‘I write poetry.’
‘And you have a diary?’
‘Don’t all writers have secret diaries?’
And Ted Hughes smiled again. ‘Not to my knowledge. So let us have a drink then to secret diaries.’
‘To secret diaries and abandoning marriages, running out on spouses and adultery.’
‘To adultery. Where are the glasses Assia Wevill?’
‘In the kitchen.’ And I got up and made my way to the kitchen for the wine glasses kept for special occasions. I did not want to see David cry. And when I came back I knew I just had one question on my mind. I had to ask it of him. I couldn’t breathe you see as I stood in the kitchen wondering what exactly I was going to embark on and what he was sacrificing.
‘Ted, are we going to have an affair?’
‘No Assia Wevill. I think I am in love with you. I think I want you to be my wife and the mother of my children. I think I want to spend the rest of my life with you.’
‘What will all your friends say, your family? All of those people who are loyal to the ghost of Sylvia Plath, to Ariel, all of those people who shadow you in London, at launches and cocktail and dinner parties. Ted they will never accept me. You know that. I know that.’
‘Children make all the difference in the world.’
‘I’m losing my looks. I’m getting fat. I thought I saw Sylvia the other day.’
‘Don’t talk like that Assia. You couldn’t have. You will make me think thoughts I do not want to think.’
‘You’re not responsible for her death.’

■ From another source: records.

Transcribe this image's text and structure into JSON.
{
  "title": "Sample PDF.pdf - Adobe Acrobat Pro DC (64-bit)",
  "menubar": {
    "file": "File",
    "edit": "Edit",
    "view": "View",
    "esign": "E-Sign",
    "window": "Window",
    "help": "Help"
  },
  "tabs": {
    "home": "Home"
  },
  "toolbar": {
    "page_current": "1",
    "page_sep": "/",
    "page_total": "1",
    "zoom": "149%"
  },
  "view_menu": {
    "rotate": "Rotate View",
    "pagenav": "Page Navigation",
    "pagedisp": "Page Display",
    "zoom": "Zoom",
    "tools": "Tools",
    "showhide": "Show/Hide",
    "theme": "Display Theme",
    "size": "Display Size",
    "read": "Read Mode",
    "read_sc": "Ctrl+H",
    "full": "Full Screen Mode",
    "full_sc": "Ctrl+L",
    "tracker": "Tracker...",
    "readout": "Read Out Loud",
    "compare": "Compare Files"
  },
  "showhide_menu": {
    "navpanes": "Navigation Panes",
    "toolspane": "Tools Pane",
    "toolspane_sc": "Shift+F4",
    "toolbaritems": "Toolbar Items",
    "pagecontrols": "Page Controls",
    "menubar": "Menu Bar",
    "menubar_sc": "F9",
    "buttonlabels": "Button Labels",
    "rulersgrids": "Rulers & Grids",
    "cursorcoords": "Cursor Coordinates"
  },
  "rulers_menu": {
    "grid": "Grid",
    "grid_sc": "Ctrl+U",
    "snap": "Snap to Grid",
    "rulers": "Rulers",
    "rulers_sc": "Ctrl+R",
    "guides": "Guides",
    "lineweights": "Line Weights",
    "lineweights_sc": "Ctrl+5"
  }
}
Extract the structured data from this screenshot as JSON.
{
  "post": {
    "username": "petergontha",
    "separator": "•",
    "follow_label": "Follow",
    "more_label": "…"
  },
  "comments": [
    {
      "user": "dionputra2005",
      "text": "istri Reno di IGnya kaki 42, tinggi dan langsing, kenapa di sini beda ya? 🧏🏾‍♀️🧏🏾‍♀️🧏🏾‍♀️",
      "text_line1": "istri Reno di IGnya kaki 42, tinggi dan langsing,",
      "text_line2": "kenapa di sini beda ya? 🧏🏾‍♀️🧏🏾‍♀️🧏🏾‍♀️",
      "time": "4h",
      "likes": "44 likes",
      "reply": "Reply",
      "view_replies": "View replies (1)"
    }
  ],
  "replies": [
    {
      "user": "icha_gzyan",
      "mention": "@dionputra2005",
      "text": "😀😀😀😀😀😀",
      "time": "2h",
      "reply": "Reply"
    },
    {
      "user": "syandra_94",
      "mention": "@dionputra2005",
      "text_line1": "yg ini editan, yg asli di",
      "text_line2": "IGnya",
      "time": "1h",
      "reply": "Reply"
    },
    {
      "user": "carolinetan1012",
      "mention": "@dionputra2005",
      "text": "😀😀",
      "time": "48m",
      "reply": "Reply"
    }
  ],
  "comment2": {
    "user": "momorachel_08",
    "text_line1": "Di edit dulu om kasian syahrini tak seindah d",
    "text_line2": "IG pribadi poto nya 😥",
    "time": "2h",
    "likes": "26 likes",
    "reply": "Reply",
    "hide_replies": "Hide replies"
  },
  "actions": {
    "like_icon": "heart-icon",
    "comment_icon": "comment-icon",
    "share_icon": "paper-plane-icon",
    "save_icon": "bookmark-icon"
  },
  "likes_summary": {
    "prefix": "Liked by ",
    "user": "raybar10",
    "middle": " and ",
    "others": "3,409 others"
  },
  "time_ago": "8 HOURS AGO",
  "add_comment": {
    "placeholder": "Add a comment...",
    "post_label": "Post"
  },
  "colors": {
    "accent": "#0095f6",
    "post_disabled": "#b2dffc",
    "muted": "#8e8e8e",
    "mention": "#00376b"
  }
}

‘But don’t you see. I do feel responsible. I feel her presence everywhere I go. In our home. In the faces of our children. In our house where we first lived as newlyweds. Where we were so happy, so productive, so creative. God, can’t you see what I’ve done. I am the depressive and it is not the women in my life who are sad, who suffer, who are manic and silent about the sickness, the insanity of it all, the suicidal illness. I knew she was taking sleeping pills, waking up pills. I knew she was going for therapy.’
‘It was all her own doing. Accept that Edward and you will find peace. I don’t think that it sounds cruel.’
‘Beautiful women are always highly strung, emotional, and cruel. Women are crueller to women than men are to women. Assia tell me. Do you think I should have come round today? Maybe it was a bad idea. Do you think we should be alone like this?’
‘You’re not encouraging anything. I made advances. You made advances. Nobody is taking advantage of anyone in this situation. David won’t be home for hours. We have the flat to ourselves, champagne fizz. I think it was a perfect idea you coming around. Forget her now. I am here.’
‘The perfect woman in every way. In every voluptuous shape, curve and form.’
‘But am I intelligent? But do you like reading them?’
‘I think Assia your poems show great promise.’
© Abigail George June 2014
Email address: abigailg at dbm.co.za
author of 'Winter in Johannesburg'
Munich Sheep in Winter
'A family is only perfect in a photograph' ...
They ate fried chicken on Monday but on Friday he liked a steak with his hot tea and chips. This was before I came along screaming blue in the face.
Please sit. Are you comfortable? In this space I am. It’s a kind of sanctuary to me. I grew up here. These rooms, walls, interiors. At the end of this interview I’ll take you my bedroom where I wrote all the time as a child.